_WORK TASK_: Return all entries precisely as they stand, without the images.

____ EXERCISE INPUTS

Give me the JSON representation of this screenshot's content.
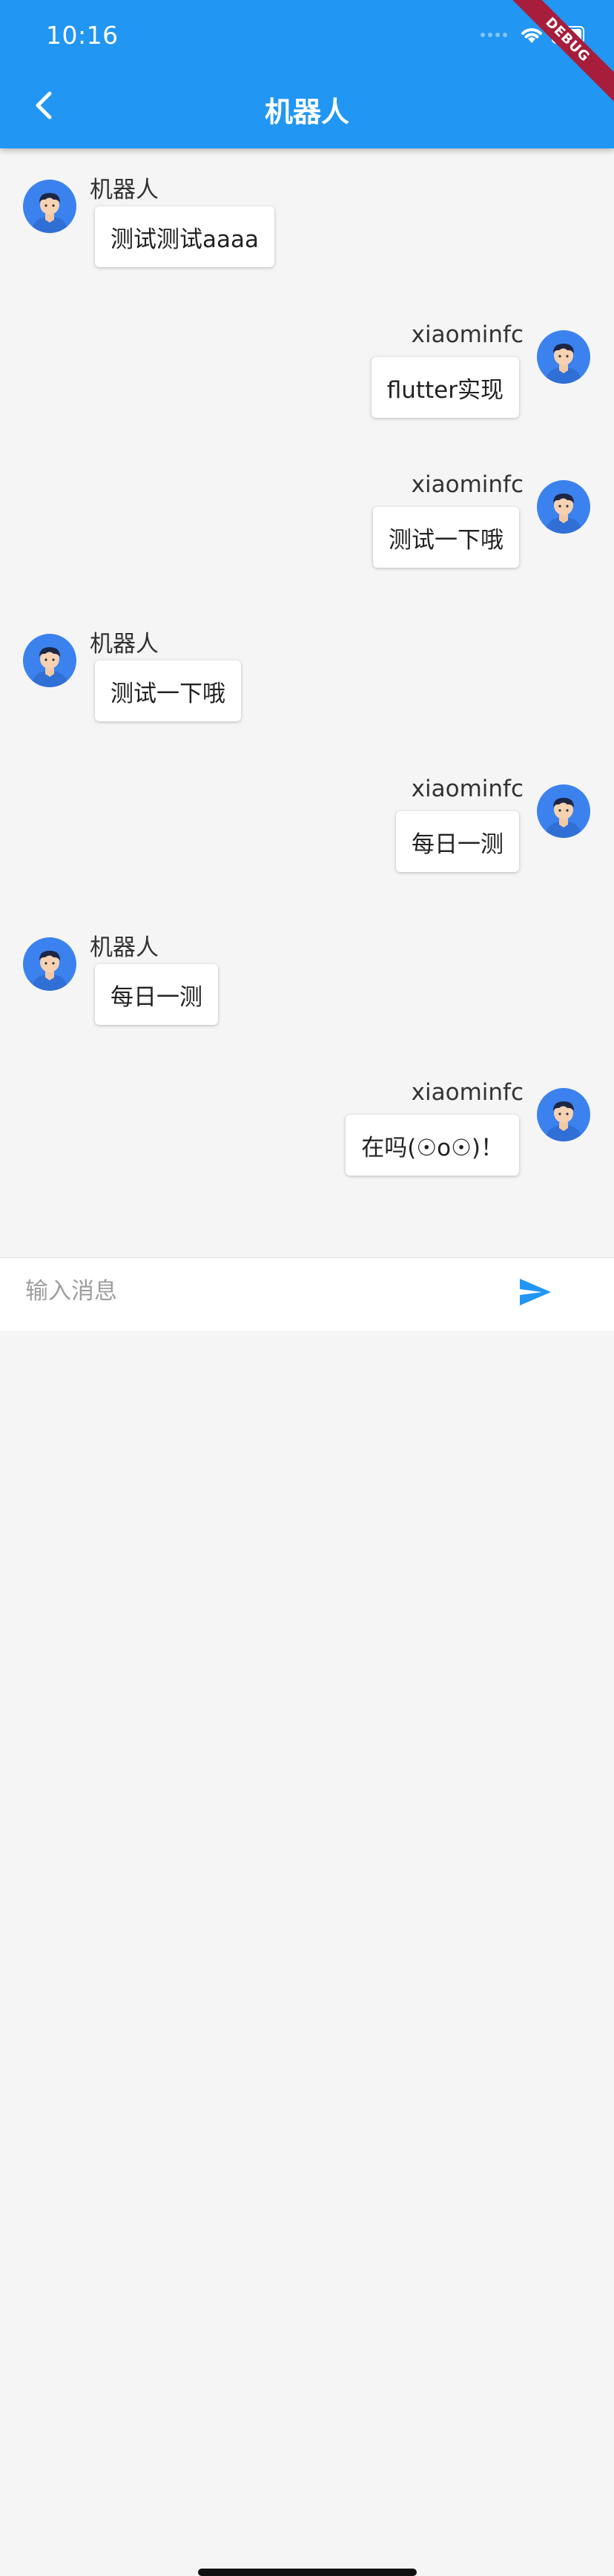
{
  "status_bar": {
    "time": "10:16"
  },
  "debug_banner": "DEBUG",
  "header": {
    "title": "机器人"
  },
  "messages": [
    {
      "side": "left",
      "name": "机器人",
      "text": "测试测试aaaa"
    },
    {
      "side": "right",
      "name": "xiaominfc",
      "text": "flutter实现"
    },
    {
      "side": "right",
      "name": "xiaominfc",
      "text": "测试一下哦"
    },
    {
      "side": "left",
      "name": "机器人",
      "text": "测试一下哦"
    },
    {
      "side": "right",
      "name": "xiaominfc",
      "text": "每日一测"
    },
    {
      "side": "left",
      "name": "机器人",
      "text": "每日一测"
    },
    {
      "side": "right",
      "name": "xiaominfc",
      "text": "在吗(☉o☉)！"
    }
  ],
  "input": {
    "placeholder": "输入消息",
    "value": ""
  },
  "colors": {
    "primary": "#2196F3",
    "avatar": "#3b82ee",
    "send": "#2196F3"
  },
  "icons": [
    "back-arrow-icon",
    "wifi-icon",
    "battery-icon",
    "signal-icon",
    "avatar-icon",
    "send-icon"
  ]
}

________

_RESPONSE TO THIS TASK_:
Give me the JSON representation of this screenshot's content.
{
  "status_bar": {
    "time": "10:16"
  },
  "debug_banner": "DEBUG",
  "header": {
    "title": "机器人"
  },
  "messages": [
    {
      "side": "left",
      "name": "机器人",
      "text": "测试测试aaaa"
    },
    {
      "side": "right",
      "name": "xiaominfc",
      "text": "flutter实现"
    },
    {
      "side": "right",
      "name": "xiaominfc",
      "text": "测试一下哦"
    },
    {
      "side": "left",
      "name": "机器人",
      "text": "测试一下哦"
    },
    {
      "side": "right",
      "name": "xiaominfc",
      "text": "每日一测"
    },
    {
      "side": "left",
      "name": "机器人",
      "text": "每日一测"
    },
    {
      "side": "right",
      "name": "xiaominfc",
      "text": "在吗(☉o☉)！"
    }
  ],
  "input": {
    "placeholder": "输入消息",
    "value": ""
  },
  "colors": {
    "primary": "#2196F3",
    "avatar": "#3b82ee",
    "send": "#2196F3"
  },
  "icons": [
    "back-arrow-icon",
    "wifi-icon",
    "battery-icon",
    "signal-icon",
    "avatar-icon",
    "send-icon"
  ]
}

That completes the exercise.